That is truly an offer you can't refuse.
sofa · February 27, 2011 at 4:19 am
"Passing laws to prevent the union from speaking is what I have a problem with"
How is anyone preventing the union from speaking? They can do everything that the rest of us can do. They just want more special powers than the rest of us.
Regarding 2008 election: Are you saying GOP should have stormed the Capital? Should they have disrupted the country, and taken actions to increase costs to the nation? Are you saying they did? I guess I missed that.
(The difference between 'speech' and 'disruptive and expensive action'.)
Regarding force: The PoPo i Wisconsin are letting them occupy buildings. The rest of us couldn't get away with that. It is the Unions that are flexing their muscle and busing in out of state demonstrators; again raising the cost to the people of Wisconsin. It's how extortion works.
And if the Union doesn't get what they want? Like a spoiled little girl, they will pout. They have the right to speech- Just not the right to wreak economic havoc on the rest of the state.
Divemedic · February 27, 2011 at 11:09 am
see my latest post for some answers, but I will answer your election question with one of my own:
The Republicans fillibustered the Democrats during many of the Congressional proceedings on Obama's agenda. You argue that the legislative body should not ignore election results. Since the Democrats won a large number of Congressional seats and the Executive in 2008, was it also wrong for the Republicans to ignore the election results?
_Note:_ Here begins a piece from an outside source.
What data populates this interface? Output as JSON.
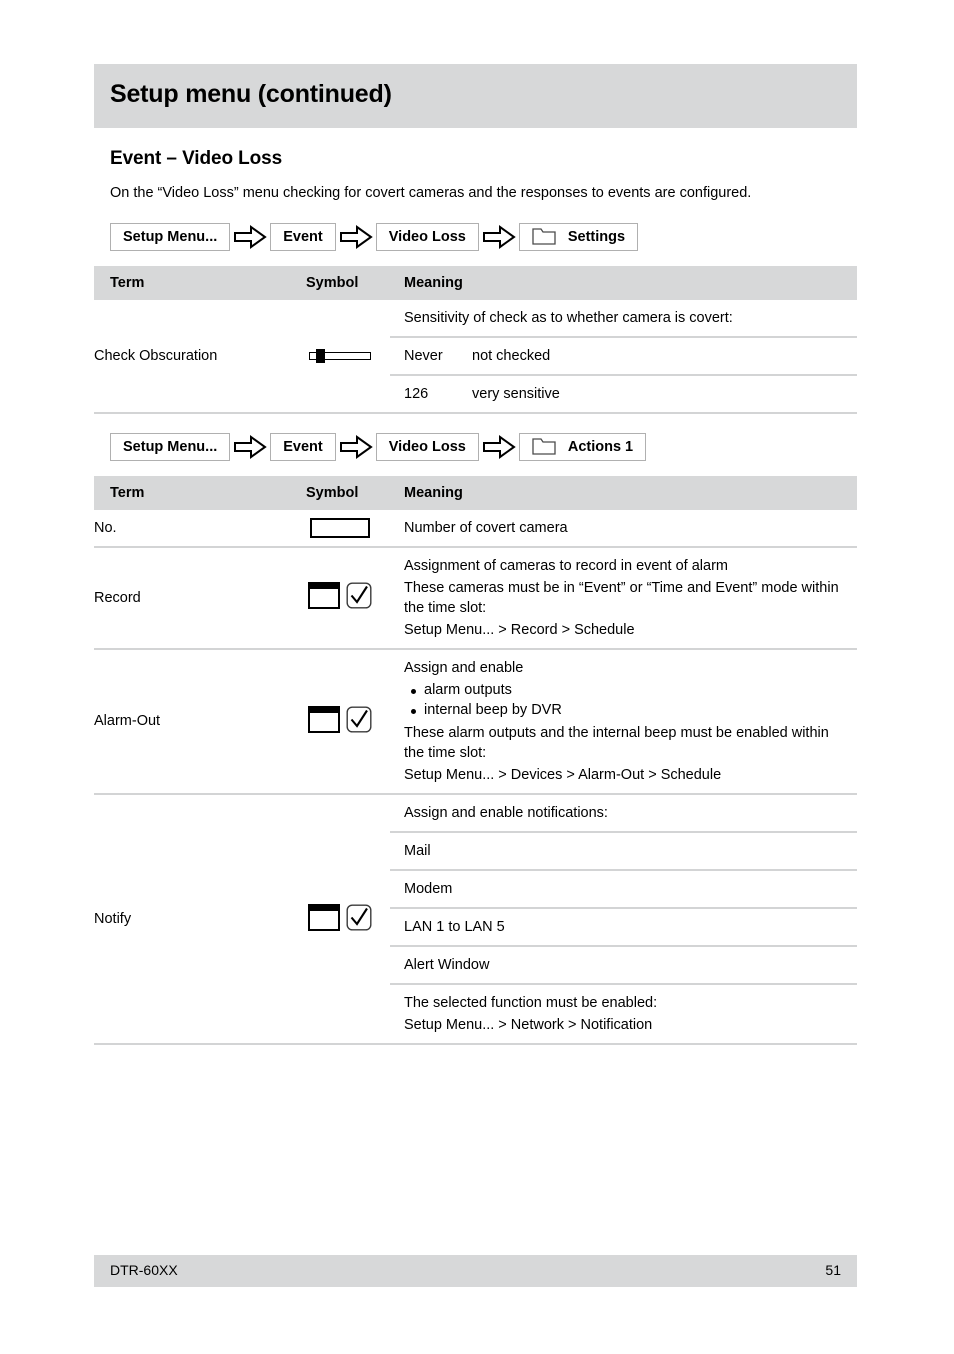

Or, as I claim, is delaying the votes a valid exercise of free speech?
sofa · February 28, 2011 at 4:12 am
The examples are quite different.
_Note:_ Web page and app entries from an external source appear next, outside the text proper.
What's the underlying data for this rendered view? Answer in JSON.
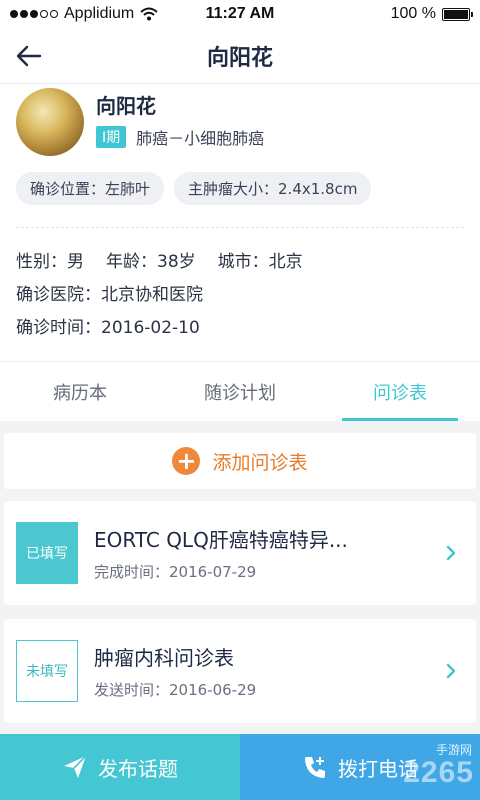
{
  "status_bar": {
    "carrier": "Applidium",
    "time": "11:27 AM",
    "battery_text": "100 %",
    "battery_level": 1.0
  },
  "nav": {
    "title": "向阳花"
  },
  "profile": {
    "name": "向阳花",
    "stage": "I期",
    "diagnosis": "肺癌－小细胞肺癌",
    "chips": {
      "location": "确诊位置：左肺叶",
      "tumor_size": "主肿瘤大小：2.4x1.8cm"
    },
    "details": {
      "gender": "性别：男",
      "age": "年龄：38岁",
      "city": "城市：北京",
      "hospital": "确诊医院：北京协和医院",
      "date": "确诊时间：2016-02-10"
    }
  },
  "tabs": {
    "records": "病历本",
    "followup": "随诊计划",
    "questionnaire": "问诊表"
  },
  "add_button": {
    "label": "添加问诊表"
  },
  "forms": [
    {
      "status": "已填写",
      "title": "EORTC QLQ肝癌特癌特异...",
      "date": "完成时间：2016-07-29"
    },
    {
      "status": "未填写",
      "title": "肿瘤内科问诊表",
      "date": "发送时间：2016-06-29"
    }
  ],
  "bottom": {
    "post_label": "发布话题",
    "call_label": "拨打电话"
  },
  "watermark": {
    "main": "2265",
    "sub": "手游网"
  },
  "colors": {
    "accent": "#3fc6d3",
    "orange": "#f0883b",
    "call": "#3fa7e6",
    "title": "#1f2a44"
  }
}
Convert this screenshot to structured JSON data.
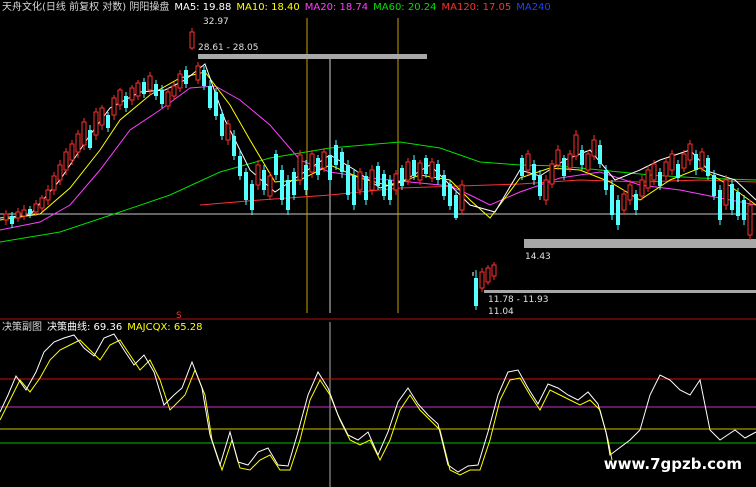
{
  "header": {
    "title": "天舟文化(日线 前复权 对数) 阴阳操盘",
    "ma5": "MA5: 19.88",
    "ma10": "MA10: 18.40",
    "ma20": "MA20: 18.74",
    "ma60": "MA60: 20.24",
    "ma120": "MA120: 17.05",
    "ma240": "MA240"
  },
  "price_labels": {
    "high": "32.97",
    "range_top": "28.61 - 28.05",
    "range_mid": "14.43",
    "range_low": "11.78 - 11.93",
    "low": "11.04",
    "marker": "S"
  },
  "sub_header": {
    "title": "决策副图",
    "line1": "决策曲线: 69.36",
    "line2": "MAJCQX: 65.28"
  },
  "watermark": "www.7gpzb.com",
  "colors": {
    "up": "#ff3030",
    "down": "#54ffff",
    "ma5": "#ffffff",
    "ma10": "#ffff00",
    "ma20": "#ff40ff",
    "ma60": "#00e000",
    "ma120": "#ff3030",
    "ma240": "#2040ff"
  }
}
Elected representatives conforming to rules of the legislative body.
Mob swarm with union state police refusing to evict union teachers, all attempting to go outside the rules of the legislative body.
sofa · February 28, 2011 at 5:11 am
Cops loyal to union rather than to the law, or to the citizens who pay their salaries.
Teachers and cops with loyalies against the people.
That's why government employees must be prevented from unionizing. They place themsleves and their union against the will of the people and against the state.
They're loyalty is no longer to the people. Simple.
Divemedic · February 28, 2011 at 3:41 pm
What makes you think that cops and teachers are not a part of the people?
sofa · February 28, 2011 at 11:13 pm
When they insist that some animals are more equal than others.
They declared their separationd more better than teh rest of us.
I listened to what they are saying.
Divemedic · March 1, 2011 at 4:22 am
So again, you have just ignored the Constitution because you do not agree with what the person is saying. How is that different than the anti-gunners ignoring the parts that they do not like?
sofa · March 6, 2011 at 8:30 pm
"ignored the Constitution" ?? where ??
Comments are closed.